8) Host a team interview
The last piece of the interview process with the candidate should be a team interview with the people the candidate would work alongside most often. This is the last chance to gather intangibles you need to evaluate, like how the candidate works with the existing team and how they prefer to communicate. As the hiring manager, you should scope those discussions with the team in advance so that they have a good idea of what intangibles are important for someone to be successful in the role with that team. Beyond gathering those intangibles, this team interview is valuable for letting the candidate meet the people they would work with each day and vice versa.
9) Check references
Once your ready to extend an offer, it’s important to do a thorough reference check. You should avoid asking the candidate’s references generic questions like “how did you like working with this person?”, since candidate-provided references should not be expected to say anything obviously bad.
Instead, at Spaceship we ask specific questions that help fact check what the candidate told us during the hiring process. For instance, if they said they had a huge impact on a project in a previous role, we might ask the reference’s opinion about what the candidate’s role and impact was on that project. The more specific your questions, the better, as that specificity will help you uncover additional information and verify what the candidate told you. Any major conflicts between what the candidate has told you and information you learn in the reference checks should be consider serious. Honesty from the candidate is fundamental to being able to evaluate mutual fit in your hiring process.
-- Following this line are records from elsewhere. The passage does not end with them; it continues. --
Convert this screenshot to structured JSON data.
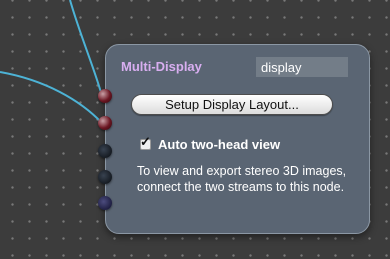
{
  "node": {
    "title": "Multi-Display",
    "name_value": "display",
    "setup_button_label": "Setup Display Layout...",
    "auto_two_head": {
      "label": "Auto two-head view",
      "checked": true
    },
    "info_text": "To view and export stereo 3D images, connect the two streams to this node."
  },
  "ports": [
    "input-connected",
    "input-connected",
    "input-empty",
    "input-empty",
    "output"
  ],
  "colors": {
    "wire": "#4db3d6",
    "node_body": "#5a6573",
    "title": "#d8aef0",
    "canvas_background": "#3c3c3c"
  }
}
You simply should not hire someone you don’t trust so you must resolve any conflicts before proceeding.
If you happen talk with old managers this is also a good time to collect additional details about the candidates skillset, working behavior, and preferences for feedback that can help you form a strong onboarding plan and better understand how they prefer to be managed.
10) Extend an offer letter and finalize an onboarding plan
Assuming all goes well with the reference checks, it’s time to extend an offer and collaborate with your new hire on their onboarding plan and start time.
When you extend the offer, it’s a good practice to both call the candidate and share the offer in writing. During your conversation with the candidate, you can discuss the onboarding plan your team has been working on and explain any resources and time that will be allocated to the onboarding process. You should also work together to determine a start date. At Spaceship, we encourage candidates to take some time off between roles because we recognize that every new job comes with a lot of learning and meeting new people, which can be exhausting. As a result, it’s better for candidates to enter a new role relaxed versus rushing them in.
Assembling a high performing team is a process
These ten steps might sound very involved, and that’s because they are. Assembling the right high performing team to grow your business isn’t easy, but when done correctly it’s well worth the investment. Anyone offering to automate or eliminate steps in your hiring process is often doing you a disservice. Training your team on the skills to evaluate and hire high-quality teammates will do more for your company than most on-the-job training.
As you embark on this process, remember that it’s every bit as much about selling the candidate on your company as it is about evaluating if they’ll be a good fit in the role. Additionally, the best hiring processes are very forward-looking and take key steps to set up candidates for success should they join the team. This means understanding any gaps in top candidates' knowledge and identifying areas where you might need to offer training to get them operating at full speed in the role. Overall, it’s okay to hire people without every single skill that you want as long as you know what it is you need to develop and can commit to providing the necessary time and resources to help them develop those skills.